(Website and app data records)
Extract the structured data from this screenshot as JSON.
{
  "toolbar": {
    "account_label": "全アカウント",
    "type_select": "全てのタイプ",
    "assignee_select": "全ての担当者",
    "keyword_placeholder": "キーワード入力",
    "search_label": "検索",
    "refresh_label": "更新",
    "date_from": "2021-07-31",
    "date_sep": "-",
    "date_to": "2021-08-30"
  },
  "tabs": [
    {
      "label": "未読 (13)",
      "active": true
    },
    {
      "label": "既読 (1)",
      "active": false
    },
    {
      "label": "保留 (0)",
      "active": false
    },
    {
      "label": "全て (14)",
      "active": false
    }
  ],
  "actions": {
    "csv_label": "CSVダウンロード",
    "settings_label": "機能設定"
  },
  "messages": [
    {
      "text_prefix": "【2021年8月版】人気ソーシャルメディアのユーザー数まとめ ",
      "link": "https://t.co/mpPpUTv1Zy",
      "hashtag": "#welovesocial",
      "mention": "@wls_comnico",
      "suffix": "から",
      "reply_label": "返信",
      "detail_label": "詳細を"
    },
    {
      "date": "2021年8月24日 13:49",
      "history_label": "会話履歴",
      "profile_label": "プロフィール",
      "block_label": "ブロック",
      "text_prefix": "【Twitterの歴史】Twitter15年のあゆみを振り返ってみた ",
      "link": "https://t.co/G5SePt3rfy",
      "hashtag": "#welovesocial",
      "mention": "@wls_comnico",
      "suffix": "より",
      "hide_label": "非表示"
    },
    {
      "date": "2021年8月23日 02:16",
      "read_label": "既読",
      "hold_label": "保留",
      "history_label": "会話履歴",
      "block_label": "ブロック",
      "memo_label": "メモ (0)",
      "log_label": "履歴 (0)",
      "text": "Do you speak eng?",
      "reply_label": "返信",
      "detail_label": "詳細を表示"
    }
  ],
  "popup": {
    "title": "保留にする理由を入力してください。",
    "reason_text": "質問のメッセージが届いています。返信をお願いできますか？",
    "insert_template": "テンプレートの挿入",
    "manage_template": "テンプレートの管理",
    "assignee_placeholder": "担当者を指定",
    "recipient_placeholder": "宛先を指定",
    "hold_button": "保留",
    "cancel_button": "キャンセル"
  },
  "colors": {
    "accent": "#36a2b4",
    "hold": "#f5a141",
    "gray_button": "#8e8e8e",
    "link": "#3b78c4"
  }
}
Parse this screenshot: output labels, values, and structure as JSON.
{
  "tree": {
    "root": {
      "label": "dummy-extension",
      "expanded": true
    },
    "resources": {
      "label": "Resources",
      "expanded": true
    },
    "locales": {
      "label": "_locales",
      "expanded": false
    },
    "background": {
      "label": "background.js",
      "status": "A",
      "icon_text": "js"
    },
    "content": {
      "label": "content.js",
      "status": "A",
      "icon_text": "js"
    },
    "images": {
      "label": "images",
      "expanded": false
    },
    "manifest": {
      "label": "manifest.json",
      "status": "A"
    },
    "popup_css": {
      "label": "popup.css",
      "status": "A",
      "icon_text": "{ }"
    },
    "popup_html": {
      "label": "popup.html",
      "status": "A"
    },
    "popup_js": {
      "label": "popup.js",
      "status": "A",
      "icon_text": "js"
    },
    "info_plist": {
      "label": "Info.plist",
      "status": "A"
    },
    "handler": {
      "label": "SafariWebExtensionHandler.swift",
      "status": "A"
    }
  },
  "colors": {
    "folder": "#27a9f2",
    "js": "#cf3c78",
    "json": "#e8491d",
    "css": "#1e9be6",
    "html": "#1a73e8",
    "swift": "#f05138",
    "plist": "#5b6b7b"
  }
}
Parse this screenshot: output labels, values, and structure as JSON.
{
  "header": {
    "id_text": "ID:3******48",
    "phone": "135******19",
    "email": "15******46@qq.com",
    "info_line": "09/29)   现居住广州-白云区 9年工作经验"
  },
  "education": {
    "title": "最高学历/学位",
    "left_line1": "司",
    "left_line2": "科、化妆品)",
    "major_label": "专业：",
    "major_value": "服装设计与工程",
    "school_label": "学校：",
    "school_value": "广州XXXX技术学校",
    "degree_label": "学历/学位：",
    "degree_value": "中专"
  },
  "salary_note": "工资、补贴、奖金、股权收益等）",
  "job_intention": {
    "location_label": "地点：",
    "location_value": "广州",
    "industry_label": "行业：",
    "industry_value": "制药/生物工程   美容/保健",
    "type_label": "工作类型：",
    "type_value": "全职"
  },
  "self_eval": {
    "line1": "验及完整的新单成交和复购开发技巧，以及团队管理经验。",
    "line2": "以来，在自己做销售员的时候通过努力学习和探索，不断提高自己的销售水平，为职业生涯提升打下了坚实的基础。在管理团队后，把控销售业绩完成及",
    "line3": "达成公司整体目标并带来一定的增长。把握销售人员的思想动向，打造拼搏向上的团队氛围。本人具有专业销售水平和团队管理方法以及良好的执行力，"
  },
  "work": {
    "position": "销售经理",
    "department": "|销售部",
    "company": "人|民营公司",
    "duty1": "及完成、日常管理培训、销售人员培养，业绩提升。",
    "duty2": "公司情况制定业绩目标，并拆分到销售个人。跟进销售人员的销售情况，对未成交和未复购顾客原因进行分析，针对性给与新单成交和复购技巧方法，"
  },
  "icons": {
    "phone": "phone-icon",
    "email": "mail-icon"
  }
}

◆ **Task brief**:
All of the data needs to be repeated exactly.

◆ **Reply to the exercise**:
Extract the structured data from this screenshot as JSON.
{
  "toolbar": {
    "account_label": "全アカウント",
    "type_select": "全てのタイプ",
    "assignee_select": "全ての担当者",
    "keyword_placeholder": "キーワード入力",
    "search_label": "検索",
    "refresh_label": "更新",
    "date_from": "2021-07-31",
    "date_sep": "-",
    "date_to": "2021-08-30"
  },
  "tabs": [
    {
      "label": "未読 (13)",
      "active": true
    },
    {
      "label": "既読 (1)",
      "active": false
    },
    {
      "label": "保留 (0)",
      "active": false
    },
    {
      "label": "全て (14)",
      "active": false
    }
  ],
  "actions": {
    "csv_label": "CSVダウンロード",
    "settings_label": "機能設定"
  },
  "messages": [
    {
      "text_prefix": "【2021年8月版】人気ソーシャルメディアのユーザー数まとめ ",
      "link": "https://t.co/mpPpUTv1Zy",
      "hashtag": "#welovesocial",
      "mention": "@wls_comnico",
      "suffix": "から",
      "reply_label": "返信",
      "detail_label": "詳細を"
    },
    {
      "date": "2021年8月24日 13:49",
      "history_label": "会話履歴",
      "profile_label": "プロフィール",
      "block_label": "ブロック",
      "text_prefix": "【Twitterの歴史】Twitter15年のあゆみを振り返ってみた ",
      "link": "https://t.co/G5SePt3rfy",
      "hashtag": "#welovesocial",
      "mention": "@wls_comnico",
      "suffix": "より",
      "hide_label": "非表示"
    },
    {
      "date": "2021年8月23日 02:16",
      "read_label": "既読",
      "hold_label": "保留",
      "history_label": "会話履歴",
      "block_label": "ブロック",
      "memo_label": "メモ (0)",
      "log_label": "履歴 (0)",
      "text": "Do you speak eng?",
      "reply_label": "返信",
      "detail_label": "詳細を表示"
    }
  ],
  "popup": {
    "title": "保留にする理由を入力してください。",
    "reason_text": "質問のメッセージが届いています。返信をお願いできますか？",
    "insert_template": "テンプレートの挿入",
    "manage_template": "テンプレートの管理",
    "assignee_placeholder": "担当者を指定",
    "recipient_placeholder": "宛先を指定",
    "hold_button": "保留",
    "cancel_button": "キャンセル"
  },
  "colors": {
    "accent": "#36a2b4",
    "hold": "#f5a141",
    "gray_button": "#8e8e8e",
    "link": "#3b78c4"
  }
}
Parse this screenshot: output labels, values, and structure as JSON.
{
  "tree": {
    "root": {
      "label": "dummy-extension",
      "expanded": true
    },
    "resources": {
      "label": "Resources",
      "expanded": true
    },
    "locales": {
      "label": "_locales",
      "expanded": false
    },
    "background": {
      "label": "background.js",
      "status": "A",
      "icon_text": "js"
    },
    "content": {
      "label": "content.js",
      "status": "A",
      "icon_text": "js"
    },
    "images": {
      "label": "images",
      "expanded": false
    },
    "manifest": {
      "label": "manifest.json",
      "status": "A"
    },
    "popup_css": {
      "label": "popup.css",
      "status": "A",
      "icon_text": "{ }"
    },
    "popup_html": {
      "label": "popup.html",
      "status": "A"
    },
    "popup_js": {
      "label": "popup.js",
      "status": "A",
      "icon_text": "js"
    },
    "info_plist": {
      "label": "Info.plist",
      "status": "A"
    },
    "handler": {
      "label": "SafariWebExtensionHandler.swift",
      "status": "A"
    }
  },
  "colors": {
    "folder": "#27a9f2",
    "js": "#cf3c78",
    "json": "#e8491d",
    "css": "#1e9be6",
    "html": "#1a73e8",
    "swift": "#f05138",
    "plist": "#5b6b7b"
  }
}
Parse this screenshot: output labels, values, and structure as JSON.
{
  "header": {
    "id_text": "ID:3******48",
    "phone": "135******19",
    "email": "15******46@qq.com",
    "info_line": "09/29)   现居住广州-白云区 9年工作经验"
  },
  "education": {
    "title": "最高学历/学位",
    "left_line1": "司",
    "left_line2": "科、化妆品)",
    "major_label": "专业：",
    "major_value": "服装设计与工程",
    "school_label": "学校：",
    "school_value": "广州XXXX技术学校",
    "degree_label": "学历/学位：",
    "degree_value": "中专"
  },
  "salary_note": "工资、补贴、奖金、股权收益等）",
  "job_intention": {
    "location_label": "地点：",
    "location_value": "广州",
    "industry_label": "行业：",
    "industry_value": "制药/生物工程   美容/保健",
    "type_label": "工作类型：",
    "type_value": "全职"
  },
  "self_eval": {
    "line1": "验及完整的新单成交和复购开发技巧，以及团队管理经验。",
    "line2": "以来，在自己做销售员的时候通过努力学习和探索，不断提高自己的销售水平，为职业生涯提升打下了坚实的基础。在管理团队后，把控销售业绩完成及",
    "line3": "达成公司整体目标并带来一定的增长。把握销售人员的思想动向，打造拼搏向上的团队氛围。本人具有专业销售水平和团队管理方法以及良好的执行力，"
  },
  "work": {
    "position": "销售经理",
    "department": "|销售部",
    "company": "人|民营公司",
    "duty1": "及完成、日常管理培训、销售人员培养，业绩提升。",
    "duty2": "公司情况制定业绩目标，并拆分到销售个人。跟进销售人员的销售情况，对未成交和未复购顾客原因进行分析，针对性给与新单成交和复购技巧方法，"
  },
  "icons": {
    "phone": "phone-icon",
    "email": "mail-icon"
  }
}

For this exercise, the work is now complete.